*** DATA SHOWN Section Begins ***

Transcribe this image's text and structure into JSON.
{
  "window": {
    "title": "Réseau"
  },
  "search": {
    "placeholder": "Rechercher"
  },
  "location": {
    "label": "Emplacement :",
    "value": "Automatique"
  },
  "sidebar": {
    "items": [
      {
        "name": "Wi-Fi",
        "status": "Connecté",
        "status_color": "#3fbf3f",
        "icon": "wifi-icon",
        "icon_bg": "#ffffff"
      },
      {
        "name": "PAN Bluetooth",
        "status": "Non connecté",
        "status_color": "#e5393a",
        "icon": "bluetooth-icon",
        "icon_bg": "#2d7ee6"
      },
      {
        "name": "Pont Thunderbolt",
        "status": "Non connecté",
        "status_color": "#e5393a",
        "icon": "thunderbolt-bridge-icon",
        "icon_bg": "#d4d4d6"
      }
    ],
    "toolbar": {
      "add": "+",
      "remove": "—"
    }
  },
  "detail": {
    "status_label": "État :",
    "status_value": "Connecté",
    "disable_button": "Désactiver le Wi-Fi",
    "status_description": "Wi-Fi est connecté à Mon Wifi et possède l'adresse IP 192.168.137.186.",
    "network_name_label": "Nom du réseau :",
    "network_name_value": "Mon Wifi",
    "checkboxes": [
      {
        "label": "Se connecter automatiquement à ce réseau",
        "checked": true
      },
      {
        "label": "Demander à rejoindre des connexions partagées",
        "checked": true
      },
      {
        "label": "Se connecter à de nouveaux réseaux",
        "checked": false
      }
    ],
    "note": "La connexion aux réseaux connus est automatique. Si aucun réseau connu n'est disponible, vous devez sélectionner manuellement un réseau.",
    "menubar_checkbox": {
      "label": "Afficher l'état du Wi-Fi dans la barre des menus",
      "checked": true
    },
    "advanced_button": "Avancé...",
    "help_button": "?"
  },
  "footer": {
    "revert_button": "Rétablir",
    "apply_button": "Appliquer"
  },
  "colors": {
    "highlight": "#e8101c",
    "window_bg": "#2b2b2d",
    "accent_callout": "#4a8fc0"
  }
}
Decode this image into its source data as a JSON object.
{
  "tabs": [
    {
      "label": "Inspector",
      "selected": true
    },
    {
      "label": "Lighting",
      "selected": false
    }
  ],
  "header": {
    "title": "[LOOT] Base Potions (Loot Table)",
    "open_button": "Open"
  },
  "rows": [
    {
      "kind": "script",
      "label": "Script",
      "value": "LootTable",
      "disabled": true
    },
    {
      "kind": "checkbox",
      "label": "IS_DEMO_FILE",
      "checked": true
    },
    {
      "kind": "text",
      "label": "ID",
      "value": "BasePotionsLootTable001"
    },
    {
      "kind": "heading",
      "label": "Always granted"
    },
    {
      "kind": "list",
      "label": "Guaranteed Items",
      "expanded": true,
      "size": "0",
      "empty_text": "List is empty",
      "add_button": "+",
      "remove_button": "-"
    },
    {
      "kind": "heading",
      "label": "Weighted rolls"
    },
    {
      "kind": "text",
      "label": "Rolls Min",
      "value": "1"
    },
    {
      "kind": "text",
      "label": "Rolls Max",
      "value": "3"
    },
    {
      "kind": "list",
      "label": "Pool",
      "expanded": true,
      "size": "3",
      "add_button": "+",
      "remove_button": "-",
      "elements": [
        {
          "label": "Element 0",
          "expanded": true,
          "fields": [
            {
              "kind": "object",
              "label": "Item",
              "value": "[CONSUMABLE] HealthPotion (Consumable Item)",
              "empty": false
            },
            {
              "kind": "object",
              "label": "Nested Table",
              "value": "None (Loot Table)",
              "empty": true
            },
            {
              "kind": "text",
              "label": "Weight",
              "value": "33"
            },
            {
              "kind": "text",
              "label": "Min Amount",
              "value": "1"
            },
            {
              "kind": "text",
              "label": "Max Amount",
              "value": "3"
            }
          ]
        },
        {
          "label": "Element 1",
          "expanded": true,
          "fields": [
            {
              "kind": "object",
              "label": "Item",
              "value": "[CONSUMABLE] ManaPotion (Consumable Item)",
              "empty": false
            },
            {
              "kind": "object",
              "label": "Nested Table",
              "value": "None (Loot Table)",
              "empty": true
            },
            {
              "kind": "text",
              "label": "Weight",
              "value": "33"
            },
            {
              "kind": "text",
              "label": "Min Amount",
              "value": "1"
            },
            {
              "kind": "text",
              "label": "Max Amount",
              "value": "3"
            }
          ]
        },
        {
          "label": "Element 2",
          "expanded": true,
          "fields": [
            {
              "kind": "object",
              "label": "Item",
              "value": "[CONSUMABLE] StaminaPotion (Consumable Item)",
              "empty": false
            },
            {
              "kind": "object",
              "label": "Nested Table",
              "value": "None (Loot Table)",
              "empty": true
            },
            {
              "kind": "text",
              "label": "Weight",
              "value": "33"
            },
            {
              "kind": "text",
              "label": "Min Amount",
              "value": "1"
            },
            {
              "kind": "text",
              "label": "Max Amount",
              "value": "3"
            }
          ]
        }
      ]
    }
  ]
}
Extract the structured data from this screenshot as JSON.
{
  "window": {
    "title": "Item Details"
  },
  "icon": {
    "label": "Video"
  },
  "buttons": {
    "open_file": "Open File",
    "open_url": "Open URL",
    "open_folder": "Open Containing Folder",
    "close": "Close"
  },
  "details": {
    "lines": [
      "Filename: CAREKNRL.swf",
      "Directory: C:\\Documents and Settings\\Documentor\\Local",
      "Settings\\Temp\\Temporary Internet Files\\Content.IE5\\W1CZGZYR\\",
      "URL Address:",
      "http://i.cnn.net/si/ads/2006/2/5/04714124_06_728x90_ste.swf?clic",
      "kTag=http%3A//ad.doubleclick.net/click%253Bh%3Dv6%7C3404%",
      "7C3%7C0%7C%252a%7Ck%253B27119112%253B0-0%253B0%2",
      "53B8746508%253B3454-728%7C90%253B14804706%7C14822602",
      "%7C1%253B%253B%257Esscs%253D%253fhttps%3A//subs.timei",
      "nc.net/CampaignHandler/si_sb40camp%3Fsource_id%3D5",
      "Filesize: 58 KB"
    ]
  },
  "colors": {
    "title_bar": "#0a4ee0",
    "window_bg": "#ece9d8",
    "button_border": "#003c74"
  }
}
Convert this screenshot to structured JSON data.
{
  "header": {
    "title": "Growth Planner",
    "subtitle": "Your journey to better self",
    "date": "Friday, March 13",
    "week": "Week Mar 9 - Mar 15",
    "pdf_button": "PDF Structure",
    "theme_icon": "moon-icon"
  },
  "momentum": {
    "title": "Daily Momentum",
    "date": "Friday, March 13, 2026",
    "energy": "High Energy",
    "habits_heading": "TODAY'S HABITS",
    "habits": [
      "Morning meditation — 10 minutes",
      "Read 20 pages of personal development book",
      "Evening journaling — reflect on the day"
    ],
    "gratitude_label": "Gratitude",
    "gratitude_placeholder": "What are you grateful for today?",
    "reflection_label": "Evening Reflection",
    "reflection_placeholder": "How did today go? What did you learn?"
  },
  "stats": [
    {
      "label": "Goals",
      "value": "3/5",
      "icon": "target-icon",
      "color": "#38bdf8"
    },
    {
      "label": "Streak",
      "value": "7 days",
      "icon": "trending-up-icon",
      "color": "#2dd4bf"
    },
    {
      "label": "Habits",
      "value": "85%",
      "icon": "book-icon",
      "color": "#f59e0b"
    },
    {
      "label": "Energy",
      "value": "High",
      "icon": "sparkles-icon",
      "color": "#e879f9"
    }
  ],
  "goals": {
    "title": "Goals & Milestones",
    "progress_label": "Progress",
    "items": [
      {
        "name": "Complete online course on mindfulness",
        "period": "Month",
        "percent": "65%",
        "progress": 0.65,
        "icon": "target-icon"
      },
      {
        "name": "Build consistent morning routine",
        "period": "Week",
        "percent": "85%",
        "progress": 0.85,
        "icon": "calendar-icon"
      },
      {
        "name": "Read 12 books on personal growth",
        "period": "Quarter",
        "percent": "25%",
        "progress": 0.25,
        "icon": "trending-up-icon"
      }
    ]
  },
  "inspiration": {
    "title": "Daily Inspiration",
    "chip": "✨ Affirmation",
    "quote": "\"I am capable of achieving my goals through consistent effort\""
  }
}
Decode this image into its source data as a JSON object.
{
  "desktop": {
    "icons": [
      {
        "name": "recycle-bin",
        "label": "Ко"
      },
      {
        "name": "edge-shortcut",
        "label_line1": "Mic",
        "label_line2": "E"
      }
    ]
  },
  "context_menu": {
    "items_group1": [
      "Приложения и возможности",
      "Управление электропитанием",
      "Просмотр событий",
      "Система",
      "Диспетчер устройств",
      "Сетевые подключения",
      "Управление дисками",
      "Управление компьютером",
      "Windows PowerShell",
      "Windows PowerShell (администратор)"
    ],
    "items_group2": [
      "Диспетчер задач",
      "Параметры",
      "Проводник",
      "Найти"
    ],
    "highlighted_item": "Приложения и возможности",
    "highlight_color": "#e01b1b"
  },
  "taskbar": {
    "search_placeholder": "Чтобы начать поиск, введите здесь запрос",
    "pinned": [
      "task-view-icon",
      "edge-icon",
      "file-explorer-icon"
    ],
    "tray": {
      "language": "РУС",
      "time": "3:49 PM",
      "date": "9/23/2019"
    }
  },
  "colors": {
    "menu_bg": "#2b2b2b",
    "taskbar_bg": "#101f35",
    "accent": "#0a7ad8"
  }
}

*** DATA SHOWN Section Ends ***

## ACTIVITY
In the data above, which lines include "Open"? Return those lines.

## RESULT OF THE TASK
    "open_button": "Open"
    "open_file": "Open File",
    "open_url": "Open URL",
    "open_folder": "Open Containing Folder",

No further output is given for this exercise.